* What to do *
Pull out every line below containing the word "this".

::: Data

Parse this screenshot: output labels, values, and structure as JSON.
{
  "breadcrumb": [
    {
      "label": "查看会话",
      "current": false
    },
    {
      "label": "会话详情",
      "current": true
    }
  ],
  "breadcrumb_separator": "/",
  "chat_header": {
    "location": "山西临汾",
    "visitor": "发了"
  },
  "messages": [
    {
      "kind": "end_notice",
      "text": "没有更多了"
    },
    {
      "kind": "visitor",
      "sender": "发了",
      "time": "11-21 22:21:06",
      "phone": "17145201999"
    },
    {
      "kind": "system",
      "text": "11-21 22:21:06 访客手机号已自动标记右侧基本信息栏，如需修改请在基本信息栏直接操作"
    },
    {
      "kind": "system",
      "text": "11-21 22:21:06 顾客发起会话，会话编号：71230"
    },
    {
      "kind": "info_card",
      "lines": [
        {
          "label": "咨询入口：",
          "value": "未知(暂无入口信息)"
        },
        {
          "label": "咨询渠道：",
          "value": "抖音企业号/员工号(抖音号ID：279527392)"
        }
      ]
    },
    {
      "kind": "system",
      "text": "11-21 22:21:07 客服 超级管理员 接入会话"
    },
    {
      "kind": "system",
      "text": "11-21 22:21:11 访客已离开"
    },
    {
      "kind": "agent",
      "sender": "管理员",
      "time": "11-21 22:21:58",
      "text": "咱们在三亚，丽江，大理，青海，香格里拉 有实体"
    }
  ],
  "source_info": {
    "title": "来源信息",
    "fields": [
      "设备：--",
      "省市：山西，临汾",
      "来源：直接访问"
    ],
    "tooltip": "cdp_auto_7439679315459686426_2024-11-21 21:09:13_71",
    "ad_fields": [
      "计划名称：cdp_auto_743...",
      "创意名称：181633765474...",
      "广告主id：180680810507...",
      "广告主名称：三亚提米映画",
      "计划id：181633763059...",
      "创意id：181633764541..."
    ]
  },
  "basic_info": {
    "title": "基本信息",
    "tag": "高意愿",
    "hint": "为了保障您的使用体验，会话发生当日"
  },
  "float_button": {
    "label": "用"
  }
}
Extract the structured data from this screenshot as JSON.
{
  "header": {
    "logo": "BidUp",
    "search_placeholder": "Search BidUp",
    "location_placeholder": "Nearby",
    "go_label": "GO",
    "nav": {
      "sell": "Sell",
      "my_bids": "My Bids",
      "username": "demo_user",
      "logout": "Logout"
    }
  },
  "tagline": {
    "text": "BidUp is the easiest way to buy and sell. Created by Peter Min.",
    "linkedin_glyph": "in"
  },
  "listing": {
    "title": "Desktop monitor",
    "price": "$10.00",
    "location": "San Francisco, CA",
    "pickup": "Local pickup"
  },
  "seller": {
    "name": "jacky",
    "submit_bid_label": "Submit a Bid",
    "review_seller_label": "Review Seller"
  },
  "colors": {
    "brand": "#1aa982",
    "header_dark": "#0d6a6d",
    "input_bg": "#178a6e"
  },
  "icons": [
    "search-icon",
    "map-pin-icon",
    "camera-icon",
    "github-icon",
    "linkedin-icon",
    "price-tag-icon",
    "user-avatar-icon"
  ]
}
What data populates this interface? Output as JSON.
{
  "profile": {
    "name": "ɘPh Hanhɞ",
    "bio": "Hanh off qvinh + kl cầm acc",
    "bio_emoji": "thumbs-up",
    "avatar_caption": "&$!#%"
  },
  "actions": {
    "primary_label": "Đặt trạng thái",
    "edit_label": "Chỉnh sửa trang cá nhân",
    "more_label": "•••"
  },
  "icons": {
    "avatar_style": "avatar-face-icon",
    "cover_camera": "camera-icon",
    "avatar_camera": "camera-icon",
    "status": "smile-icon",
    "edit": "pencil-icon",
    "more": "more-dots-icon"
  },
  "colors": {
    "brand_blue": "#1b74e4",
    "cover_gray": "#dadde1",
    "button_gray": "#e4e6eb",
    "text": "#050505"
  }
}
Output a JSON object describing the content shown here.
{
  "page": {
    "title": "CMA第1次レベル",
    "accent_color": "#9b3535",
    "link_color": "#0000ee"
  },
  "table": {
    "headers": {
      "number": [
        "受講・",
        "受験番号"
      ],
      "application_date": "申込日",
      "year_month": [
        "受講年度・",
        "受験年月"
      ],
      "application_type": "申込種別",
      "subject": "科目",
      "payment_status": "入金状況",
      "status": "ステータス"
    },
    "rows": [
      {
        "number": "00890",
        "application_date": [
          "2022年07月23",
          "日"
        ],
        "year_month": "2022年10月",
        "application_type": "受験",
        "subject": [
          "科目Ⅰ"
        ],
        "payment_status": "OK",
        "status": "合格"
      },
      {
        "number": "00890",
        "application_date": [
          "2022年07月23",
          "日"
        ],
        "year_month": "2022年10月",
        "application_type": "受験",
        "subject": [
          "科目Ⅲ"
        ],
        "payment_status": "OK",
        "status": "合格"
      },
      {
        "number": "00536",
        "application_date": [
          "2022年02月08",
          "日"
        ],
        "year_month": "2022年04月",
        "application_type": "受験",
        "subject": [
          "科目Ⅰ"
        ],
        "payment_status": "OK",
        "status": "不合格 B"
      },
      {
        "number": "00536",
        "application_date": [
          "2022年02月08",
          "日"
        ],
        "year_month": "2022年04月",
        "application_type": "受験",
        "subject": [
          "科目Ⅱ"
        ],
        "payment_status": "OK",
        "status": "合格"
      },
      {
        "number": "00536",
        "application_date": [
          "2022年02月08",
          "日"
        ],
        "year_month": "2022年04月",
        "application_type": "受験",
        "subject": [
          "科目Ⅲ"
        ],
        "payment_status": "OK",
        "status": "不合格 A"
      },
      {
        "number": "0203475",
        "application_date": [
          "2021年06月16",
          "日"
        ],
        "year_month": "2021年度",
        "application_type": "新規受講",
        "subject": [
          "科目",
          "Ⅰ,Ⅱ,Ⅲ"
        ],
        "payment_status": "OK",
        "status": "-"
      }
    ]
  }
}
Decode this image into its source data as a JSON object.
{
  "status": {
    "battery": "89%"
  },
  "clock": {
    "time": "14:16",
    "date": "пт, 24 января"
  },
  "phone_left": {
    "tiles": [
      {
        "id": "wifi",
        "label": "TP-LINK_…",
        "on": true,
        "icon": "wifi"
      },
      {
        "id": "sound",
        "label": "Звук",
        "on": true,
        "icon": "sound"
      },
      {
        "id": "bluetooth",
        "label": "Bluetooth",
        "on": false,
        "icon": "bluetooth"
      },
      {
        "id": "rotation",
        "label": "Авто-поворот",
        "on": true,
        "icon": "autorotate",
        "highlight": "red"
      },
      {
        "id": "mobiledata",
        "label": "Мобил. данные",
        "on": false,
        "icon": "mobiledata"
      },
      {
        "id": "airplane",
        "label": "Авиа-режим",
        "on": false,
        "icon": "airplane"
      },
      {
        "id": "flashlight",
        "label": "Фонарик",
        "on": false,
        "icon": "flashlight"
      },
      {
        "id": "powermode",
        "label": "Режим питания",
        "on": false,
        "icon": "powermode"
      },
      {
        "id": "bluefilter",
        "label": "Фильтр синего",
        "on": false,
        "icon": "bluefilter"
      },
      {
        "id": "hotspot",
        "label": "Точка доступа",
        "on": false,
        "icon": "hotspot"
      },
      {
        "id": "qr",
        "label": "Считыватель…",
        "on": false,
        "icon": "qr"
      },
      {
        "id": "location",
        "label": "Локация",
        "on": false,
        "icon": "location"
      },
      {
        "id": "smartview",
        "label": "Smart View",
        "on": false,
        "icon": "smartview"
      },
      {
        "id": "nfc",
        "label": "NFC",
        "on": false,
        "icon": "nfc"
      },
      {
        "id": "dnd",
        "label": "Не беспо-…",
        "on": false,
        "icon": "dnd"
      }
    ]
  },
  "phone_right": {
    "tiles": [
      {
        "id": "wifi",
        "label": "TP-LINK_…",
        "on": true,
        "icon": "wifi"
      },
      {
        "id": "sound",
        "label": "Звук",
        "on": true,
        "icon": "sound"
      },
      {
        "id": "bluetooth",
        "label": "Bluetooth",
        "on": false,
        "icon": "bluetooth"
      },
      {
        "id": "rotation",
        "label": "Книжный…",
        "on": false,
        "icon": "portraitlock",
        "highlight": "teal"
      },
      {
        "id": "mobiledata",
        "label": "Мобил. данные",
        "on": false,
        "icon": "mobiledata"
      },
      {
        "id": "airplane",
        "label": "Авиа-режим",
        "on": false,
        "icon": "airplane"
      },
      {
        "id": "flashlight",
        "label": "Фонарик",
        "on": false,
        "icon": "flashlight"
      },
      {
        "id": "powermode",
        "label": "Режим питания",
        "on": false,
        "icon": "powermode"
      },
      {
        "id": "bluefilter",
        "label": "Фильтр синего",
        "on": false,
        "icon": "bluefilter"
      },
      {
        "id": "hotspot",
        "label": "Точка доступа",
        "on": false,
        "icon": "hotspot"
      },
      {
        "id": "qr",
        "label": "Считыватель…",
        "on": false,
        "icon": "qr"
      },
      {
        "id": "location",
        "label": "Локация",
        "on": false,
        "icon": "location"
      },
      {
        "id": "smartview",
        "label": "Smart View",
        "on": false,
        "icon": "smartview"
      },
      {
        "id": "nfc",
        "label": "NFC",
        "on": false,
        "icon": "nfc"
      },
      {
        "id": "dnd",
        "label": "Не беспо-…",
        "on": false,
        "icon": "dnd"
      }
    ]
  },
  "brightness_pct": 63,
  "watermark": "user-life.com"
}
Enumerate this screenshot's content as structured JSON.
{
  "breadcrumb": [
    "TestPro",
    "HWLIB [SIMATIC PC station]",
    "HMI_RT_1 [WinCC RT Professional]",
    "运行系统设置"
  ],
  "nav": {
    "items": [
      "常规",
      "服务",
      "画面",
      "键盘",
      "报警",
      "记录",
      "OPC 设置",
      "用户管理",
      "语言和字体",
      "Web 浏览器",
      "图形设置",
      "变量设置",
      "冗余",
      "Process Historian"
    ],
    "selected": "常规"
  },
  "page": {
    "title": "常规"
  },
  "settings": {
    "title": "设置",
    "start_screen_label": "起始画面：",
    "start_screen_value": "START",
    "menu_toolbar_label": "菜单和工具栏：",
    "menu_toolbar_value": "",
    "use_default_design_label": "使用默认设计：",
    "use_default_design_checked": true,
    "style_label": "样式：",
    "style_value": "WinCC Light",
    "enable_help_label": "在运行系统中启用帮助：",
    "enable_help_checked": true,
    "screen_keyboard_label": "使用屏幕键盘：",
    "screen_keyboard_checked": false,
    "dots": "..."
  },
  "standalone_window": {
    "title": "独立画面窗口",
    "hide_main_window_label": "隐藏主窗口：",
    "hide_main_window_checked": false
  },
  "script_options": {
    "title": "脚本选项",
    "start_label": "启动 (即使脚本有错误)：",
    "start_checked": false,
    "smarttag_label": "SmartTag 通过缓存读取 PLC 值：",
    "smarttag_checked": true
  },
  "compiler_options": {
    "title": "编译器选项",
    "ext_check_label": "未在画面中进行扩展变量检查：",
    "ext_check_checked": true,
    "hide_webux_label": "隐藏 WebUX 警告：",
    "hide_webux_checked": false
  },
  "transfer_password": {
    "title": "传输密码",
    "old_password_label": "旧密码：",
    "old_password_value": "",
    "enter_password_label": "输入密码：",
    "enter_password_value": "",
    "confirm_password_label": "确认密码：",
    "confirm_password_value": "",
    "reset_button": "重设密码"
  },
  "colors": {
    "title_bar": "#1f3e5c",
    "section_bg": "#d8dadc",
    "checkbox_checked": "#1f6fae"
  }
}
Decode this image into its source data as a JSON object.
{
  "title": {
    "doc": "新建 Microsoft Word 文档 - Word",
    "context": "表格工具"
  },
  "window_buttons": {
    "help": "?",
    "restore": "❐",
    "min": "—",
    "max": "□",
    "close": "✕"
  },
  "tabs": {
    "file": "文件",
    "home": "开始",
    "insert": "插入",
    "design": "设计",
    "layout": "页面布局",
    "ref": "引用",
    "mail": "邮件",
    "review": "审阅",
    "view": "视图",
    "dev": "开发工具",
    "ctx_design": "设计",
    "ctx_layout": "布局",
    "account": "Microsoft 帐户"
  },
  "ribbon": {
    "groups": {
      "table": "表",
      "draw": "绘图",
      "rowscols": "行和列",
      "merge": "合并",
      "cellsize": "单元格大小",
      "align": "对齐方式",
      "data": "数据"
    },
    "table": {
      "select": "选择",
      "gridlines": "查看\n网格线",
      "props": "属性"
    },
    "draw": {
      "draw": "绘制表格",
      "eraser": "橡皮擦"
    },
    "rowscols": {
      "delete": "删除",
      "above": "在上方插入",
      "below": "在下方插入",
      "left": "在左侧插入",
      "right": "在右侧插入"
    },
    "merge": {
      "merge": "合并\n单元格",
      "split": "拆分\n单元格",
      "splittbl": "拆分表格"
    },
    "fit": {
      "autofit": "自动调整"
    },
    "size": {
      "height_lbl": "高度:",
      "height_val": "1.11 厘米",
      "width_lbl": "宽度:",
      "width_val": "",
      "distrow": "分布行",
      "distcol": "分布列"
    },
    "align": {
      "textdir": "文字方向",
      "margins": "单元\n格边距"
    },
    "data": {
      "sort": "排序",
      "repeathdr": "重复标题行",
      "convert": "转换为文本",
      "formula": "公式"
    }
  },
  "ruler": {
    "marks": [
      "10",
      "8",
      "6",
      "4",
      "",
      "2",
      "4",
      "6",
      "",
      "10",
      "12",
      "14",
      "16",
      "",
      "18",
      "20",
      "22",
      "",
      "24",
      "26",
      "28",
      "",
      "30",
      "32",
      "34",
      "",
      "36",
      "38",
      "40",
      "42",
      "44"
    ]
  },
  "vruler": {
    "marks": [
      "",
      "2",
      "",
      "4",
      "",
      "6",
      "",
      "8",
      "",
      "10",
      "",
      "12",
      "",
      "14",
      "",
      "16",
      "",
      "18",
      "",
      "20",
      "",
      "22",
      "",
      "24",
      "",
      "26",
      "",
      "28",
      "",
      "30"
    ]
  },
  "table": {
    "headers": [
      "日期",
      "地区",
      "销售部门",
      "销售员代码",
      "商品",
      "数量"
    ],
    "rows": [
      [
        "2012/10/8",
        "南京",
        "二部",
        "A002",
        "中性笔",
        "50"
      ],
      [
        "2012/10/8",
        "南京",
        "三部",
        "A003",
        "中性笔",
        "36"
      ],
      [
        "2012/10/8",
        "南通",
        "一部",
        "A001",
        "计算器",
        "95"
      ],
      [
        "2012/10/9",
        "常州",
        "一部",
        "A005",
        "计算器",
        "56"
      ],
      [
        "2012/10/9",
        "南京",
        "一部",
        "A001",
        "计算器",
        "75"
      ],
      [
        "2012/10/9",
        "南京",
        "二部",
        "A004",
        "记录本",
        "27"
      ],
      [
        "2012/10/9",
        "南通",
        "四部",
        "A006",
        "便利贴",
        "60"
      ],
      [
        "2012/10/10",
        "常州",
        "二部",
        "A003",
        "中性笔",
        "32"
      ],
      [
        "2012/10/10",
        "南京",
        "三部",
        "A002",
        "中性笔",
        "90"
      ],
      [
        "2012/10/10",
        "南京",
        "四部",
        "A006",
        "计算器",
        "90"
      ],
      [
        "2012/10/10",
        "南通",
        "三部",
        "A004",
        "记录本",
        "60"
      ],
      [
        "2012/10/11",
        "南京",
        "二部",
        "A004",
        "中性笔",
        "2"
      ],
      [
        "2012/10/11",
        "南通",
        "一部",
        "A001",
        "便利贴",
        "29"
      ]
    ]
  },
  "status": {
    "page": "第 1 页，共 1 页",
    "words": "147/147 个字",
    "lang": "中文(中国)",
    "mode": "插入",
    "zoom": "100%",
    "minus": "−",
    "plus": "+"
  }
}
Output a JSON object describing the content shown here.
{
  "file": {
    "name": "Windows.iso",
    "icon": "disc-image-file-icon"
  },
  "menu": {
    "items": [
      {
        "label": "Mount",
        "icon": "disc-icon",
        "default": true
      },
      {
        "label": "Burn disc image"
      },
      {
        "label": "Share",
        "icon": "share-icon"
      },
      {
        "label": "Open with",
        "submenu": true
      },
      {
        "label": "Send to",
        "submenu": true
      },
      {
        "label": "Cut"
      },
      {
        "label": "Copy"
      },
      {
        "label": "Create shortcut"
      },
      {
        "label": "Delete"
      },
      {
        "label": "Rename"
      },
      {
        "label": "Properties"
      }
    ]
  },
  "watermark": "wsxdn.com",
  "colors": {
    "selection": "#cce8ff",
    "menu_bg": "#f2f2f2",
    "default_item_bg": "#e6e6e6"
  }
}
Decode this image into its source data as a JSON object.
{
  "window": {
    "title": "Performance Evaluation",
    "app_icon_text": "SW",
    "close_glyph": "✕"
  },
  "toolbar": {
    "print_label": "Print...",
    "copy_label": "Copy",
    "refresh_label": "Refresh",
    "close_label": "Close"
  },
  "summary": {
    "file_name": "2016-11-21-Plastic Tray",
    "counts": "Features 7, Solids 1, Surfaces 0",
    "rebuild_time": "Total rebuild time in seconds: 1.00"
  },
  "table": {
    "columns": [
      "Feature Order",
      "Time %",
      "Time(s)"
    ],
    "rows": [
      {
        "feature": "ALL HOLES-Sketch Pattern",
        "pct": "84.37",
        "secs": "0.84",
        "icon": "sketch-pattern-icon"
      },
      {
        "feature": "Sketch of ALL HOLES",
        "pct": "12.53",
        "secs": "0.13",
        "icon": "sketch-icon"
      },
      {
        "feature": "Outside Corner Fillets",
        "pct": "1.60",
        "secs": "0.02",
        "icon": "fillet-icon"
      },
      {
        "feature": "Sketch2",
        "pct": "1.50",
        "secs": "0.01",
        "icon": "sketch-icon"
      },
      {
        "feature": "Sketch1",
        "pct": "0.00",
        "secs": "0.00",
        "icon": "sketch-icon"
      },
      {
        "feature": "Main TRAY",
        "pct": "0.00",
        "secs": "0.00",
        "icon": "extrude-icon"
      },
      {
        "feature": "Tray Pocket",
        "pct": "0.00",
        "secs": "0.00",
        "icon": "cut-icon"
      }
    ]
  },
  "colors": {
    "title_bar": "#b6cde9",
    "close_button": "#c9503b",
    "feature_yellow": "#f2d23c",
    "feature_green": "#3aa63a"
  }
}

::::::

* Expected output *
Parse this screenshot: output labels, values, and structure as JSON.
Extract the structured data from this screenshot as JSON.
What data populates this interface? Output as JSON.
Decode this image into its source data as a JSON object.
Enumerate this screenshot's content as structured JSON.
Decode this image into its source data as a JSON object.
Decode this image into its source data as a JSON object.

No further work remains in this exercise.